The nation’s top 10 largest weekly changes: Ohio (-9 cents), South Carolina (+8 cents), Michigan (+6 cents), New Mexico (+6 cents), Delaware (+6 cents), Minnesota (+6 cents), Indiana (-6 cents), Kentucky (+5 cents), Georgia (+5 cents) and Washington, D.C. (+4 cents).
The nation’s top 10 least expensive markets: Missouri ($1.76), Mississippi ($1.80), Oklahoma ($1.80), Texas ($1.80), Arkansas ($1.82), Louisiana ($1.84), Alabama ($1.86), Tennessee ($1.86), Kansas ($1.87) and South Carolina ($1.89).
Oil Market Dynamics
At the close of Friday’s formal trading session, WTI decreased by 99 cents to settle at $40.13. Domestic crude prices decreased at the end of the day due to rising coronavirus infections worldwide, which could lead to a decrease in crude demand as countries and states implement new measures to reduce transmission of the virus. For this week, crude prices may continue to decline if demand concerns continue to worry the market.

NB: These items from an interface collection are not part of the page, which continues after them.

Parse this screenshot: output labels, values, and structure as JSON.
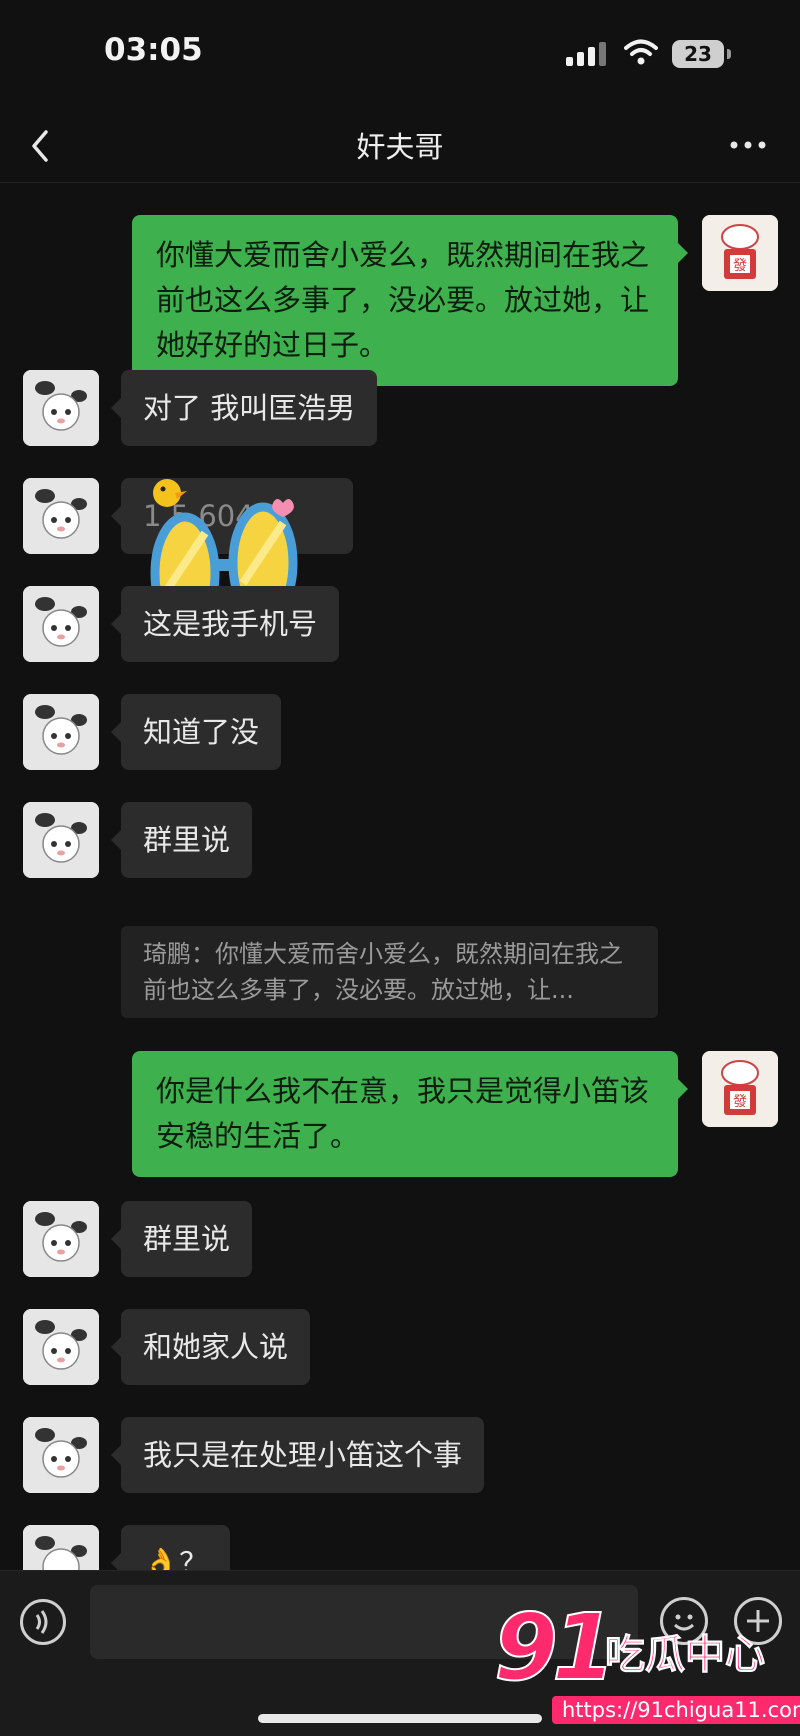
{
  "status": {
    "time": "03:05",
    "battery": "23"
  },
  "header": {
    "title": "奸夫哥"
  },
  "messages": [
    {
      "dir": "out",
      "text": "你懂大爱而舍小爱么，既然期间在我之前也这么多事了，没必要。放过她，让她好好的过日子。"
    },
    {
      "dir": "in",
      "text": "对了 我叫匡浩男"
    },
    {
      "dir": "in",
      "text": "1 5 604"
    },
    {
      "dir": "in",
      "text": "这是我手机号"
    },
    {
      "dir": "in",
      "text": "知道了没"
    },
    {
      "dir": "in",
      "text": "群里说"
    },
    {
      "dir": "quote",
      "text": "琦鹏：你懂大爱而舍小爱么，既然期间在我之前也这么多事了，没必要。放过她，让..."
    },
    {
      "dir": "out",
      "text": "你是什么我不在意，我只是觉得小笛该安稳的生活了。"
    },
    {
      "dir": "in",
      "text": "群里说"
    },
    {
      "dir": "in",
      "text": "和她家人说"
    },
    {
      "dir": "in",
      "text": "我只是在处理小笛这个事"
    },
    {
      "dir": "in",
      "text": "👌？"
    }
  ],
  "watermark": {
    "brand": "91",
    "name": "吃瓜中心",
    "url": "https://91chigua11.com"
  },
  "colors": {
    "background": "#111111",
    "bubble_in": "#2c2c2c",
    "bubble_out": "#3eb04d",
    "watermark": "#ff2a6d"
  }
}
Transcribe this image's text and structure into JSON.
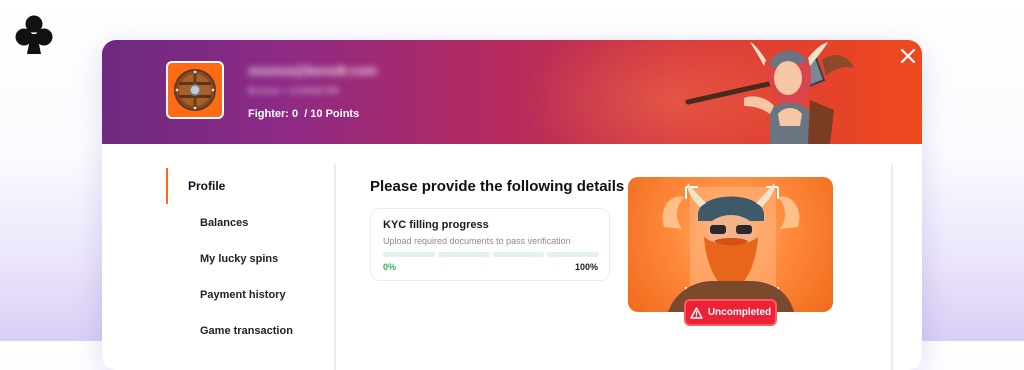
{
  "icons": {
    "brand": "club-icon",
    "avatar": "shield-icon",
    "close": "close-icon",
    "warning": "warning-triangle-icon"
  },
  "colors": {
    "accent": "#ff6a12",
    "status_uncompleted": "#ee2236",
    "progress_green": "#2fb457"
  },
  "profile": {
    "email": "snoova@boredt.com",
    "subline": "Bronze • 123456789",
    "fighter_label": "Fighter: 0",
    "fighter_points": "/ 10 Points"
  },
  "sidebar": {
    "items": [
      {
        "label": "Profile",
        "active": true
      },
      {
        "label": "Balances"
      },
      {
        "label": "My lucky spins"
      },
      {
        "label": "Payment history"
      },
      {
        "label": "Game transaction"
      }
    ]
  },
  "main": {
    "heading": "Please provide the following details",
    "kyc": {
      "title": "KYC filling progress",
      "description": "Upload required documents to pass verification",
      "progress": 0,
      "min_label": "0%",
      "max_label": "100%"
    },
    "status_badge": "Uncompleted"
  }
}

Additionally, the Organization of the Petroleum Exporting Countries (OPEC) last week released its revised outlook for world oil demand through the end of the year, estimating demand will reduce by approximately 300,000 b/d to 96.3 million b/d. The revision raised market expectations that the cartel and its allies, including Russia, will either agree to continue or increase current supply cuts when they meet on November 30 and December 1. Currently, OPEC and its partners in the production reduction agreement have agreed to cut crude output by 7.7 million b/d through the end of 2020.